Don Concannon, Labour MP for Mansfield, 1966 to 1987 died just before the Christmas recess 2003, aged 73.
John Dennis Concannon – always known as Don – was born in 1930 into a South Yorkshire mining family. He was educated at Rossington secondary school and Doncaster Technical College. He signed up for six years in the Coldstream Guards, earning a lance corporal’s stripe. He stood on guard at St Jame’s Palace, Windsor Castle and at the Tower of London and took part in Trooping the Colour. He also served in Palestine and Libya. When his time in the Guards was up he went back to the heart of the mining community, down the pit at Rufford Colliery, Mansfield. There he became actively involved in the miners’ union and local politics. He also took an extra-mural degree from Nottingham University in economics, politics and trade unionism. In 1960 he became an NUM Branch official and in 1962 won a seat on Mansfield Council. Just before the 1966 election he was selected as Labour candidate for Mansfield, where he defeated the young Kenneth Clarke and increased the Labour majority by 5000.
From 1968 to 1970 he served as a Government Whip and continued in that role as an Opposition Whip between 1970 and 1974. After the 1974 General Election victory he spent a brief period as the Pairing Whip before being appointed as Parliamentary Under-Secretary at the Northern Ireland Office. Two years later, he was promoted to Minister of State at Northern Ireland and remained in that office until the defeat of the Callaghan Government. After 1979 he served briefly as deputy Opposition spokesman on Defence, but was soon switched back to being the party’s spokesman on Northern Ireland, a position he held for the next three years. This was a very tough time, coinciding as it did with the dirty protest at the Maze and the hunger strike of the IRA prisoners. At the behest of the Shadow Cabinet he made a personal visit to Bobby Sands to make clear that the Official Opposition were determined to pursue a bi-partisan policy on security matters in Northern Ireland and that the Republican prisoners could not expect to drive a wedge between the Opposition and the Government. As a man deeply sympathetic to Irish nationalism, this was a particularly painful process but he bravely did what he saw as his duty, aware of the everlasting political consequences.

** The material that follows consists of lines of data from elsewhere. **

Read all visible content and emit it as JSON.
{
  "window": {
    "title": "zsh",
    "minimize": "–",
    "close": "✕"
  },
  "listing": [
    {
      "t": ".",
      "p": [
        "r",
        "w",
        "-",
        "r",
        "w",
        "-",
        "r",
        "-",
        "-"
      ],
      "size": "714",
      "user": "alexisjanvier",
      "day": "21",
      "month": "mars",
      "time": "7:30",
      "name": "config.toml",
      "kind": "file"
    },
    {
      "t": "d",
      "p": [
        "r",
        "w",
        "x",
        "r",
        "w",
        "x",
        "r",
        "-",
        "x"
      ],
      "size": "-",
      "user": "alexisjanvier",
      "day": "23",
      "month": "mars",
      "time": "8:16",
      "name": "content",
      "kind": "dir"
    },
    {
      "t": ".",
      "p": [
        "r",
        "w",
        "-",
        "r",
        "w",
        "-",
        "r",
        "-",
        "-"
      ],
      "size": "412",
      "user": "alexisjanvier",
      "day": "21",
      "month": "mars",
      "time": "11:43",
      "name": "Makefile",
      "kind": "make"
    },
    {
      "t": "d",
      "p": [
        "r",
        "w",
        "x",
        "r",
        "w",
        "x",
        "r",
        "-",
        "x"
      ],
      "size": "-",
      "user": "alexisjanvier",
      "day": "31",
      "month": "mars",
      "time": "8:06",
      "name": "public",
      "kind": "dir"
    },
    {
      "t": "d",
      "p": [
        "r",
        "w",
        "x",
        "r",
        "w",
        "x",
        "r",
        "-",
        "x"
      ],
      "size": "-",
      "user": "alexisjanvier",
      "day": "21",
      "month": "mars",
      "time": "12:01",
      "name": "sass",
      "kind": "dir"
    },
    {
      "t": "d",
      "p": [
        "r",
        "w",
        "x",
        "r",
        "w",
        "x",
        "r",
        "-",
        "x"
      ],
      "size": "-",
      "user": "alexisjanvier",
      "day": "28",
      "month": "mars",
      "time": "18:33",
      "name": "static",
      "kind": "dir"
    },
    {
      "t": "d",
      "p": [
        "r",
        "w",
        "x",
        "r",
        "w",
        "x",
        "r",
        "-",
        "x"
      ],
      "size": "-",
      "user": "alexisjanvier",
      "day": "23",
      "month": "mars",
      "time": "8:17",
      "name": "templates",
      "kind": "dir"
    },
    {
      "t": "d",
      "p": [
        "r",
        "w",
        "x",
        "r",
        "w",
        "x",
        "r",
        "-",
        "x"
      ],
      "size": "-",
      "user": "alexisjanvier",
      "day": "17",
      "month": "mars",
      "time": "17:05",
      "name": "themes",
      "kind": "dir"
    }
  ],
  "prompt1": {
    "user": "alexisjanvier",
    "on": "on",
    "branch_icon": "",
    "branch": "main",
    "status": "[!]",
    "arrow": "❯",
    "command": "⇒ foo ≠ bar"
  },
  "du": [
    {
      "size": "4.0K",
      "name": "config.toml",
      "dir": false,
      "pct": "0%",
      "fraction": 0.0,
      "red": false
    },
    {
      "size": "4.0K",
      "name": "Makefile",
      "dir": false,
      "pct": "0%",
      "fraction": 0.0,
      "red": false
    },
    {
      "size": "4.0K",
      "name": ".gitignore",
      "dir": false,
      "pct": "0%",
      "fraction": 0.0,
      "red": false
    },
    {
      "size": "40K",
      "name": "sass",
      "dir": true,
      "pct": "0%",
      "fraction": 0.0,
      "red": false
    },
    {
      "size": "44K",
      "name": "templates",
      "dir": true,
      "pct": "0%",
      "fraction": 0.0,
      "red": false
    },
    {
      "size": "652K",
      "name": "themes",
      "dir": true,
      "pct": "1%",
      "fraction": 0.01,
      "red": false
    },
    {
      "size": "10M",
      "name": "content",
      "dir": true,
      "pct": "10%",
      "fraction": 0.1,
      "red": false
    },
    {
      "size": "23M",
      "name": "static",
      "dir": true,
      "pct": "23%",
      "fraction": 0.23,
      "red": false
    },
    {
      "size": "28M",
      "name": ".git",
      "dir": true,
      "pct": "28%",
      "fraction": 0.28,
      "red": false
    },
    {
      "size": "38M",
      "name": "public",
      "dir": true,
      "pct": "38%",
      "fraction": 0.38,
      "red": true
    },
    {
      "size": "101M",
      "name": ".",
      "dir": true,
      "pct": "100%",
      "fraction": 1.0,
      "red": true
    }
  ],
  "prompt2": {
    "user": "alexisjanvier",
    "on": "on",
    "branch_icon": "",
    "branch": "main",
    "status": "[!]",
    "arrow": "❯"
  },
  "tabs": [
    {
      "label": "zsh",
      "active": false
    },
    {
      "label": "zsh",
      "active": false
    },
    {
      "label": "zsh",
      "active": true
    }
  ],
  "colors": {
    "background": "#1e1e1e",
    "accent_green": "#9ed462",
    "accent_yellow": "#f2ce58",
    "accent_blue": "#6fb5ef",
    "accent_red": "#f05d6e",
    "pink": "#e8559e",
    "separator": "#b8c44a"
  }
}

Many years later, when serving on the Energy Select Committee, he joined his colleagues in a visit to Belfast to investigate loft insulation in public housing, or some such. Whilst the rest of the Committee were driven to the Divis Flats in a mini-bus, Don followed behind in an armoured car, with armed protection. Superficially comical, yes; but tragic, too – and a stark example of the threat to the lives of politicians that shouldering responsibility as a Northern Ireland Minister, even an Opposition Spokesman, could and did occasion.
The encircling gloom occasioned by his Northern Ireland responsibilities was added to significantly by the miners’ strike of 1984-85 when the Nottinghamshire miners – his miners – refused to follow the lead of Arthur Scargill and broke away from the NUM. The bitterness of that time in the mining communities and in the Labour movement more generally made facing a reselection battle all the harder to bear and after a bad car crash in which he was very seriously injured, he announced his intention to retire from Parliament. It was his abiding loyalty to the Party, and to Neil Kinnock, which made him stay on until the 1987 General Election, at considerable personal cost; rather than immediately retire as he had wished to do after the crash, and cause a by-election which the Party would likely have lost. He never fully recovered from his injuries in that crash, though he enjoyed playing golf in retirement and for several years after leaving the House he continued to serve on the Commonwealth War Graves Commission.
He was a big man in every way and today we mourn his passing.
Alan Howarth, PLP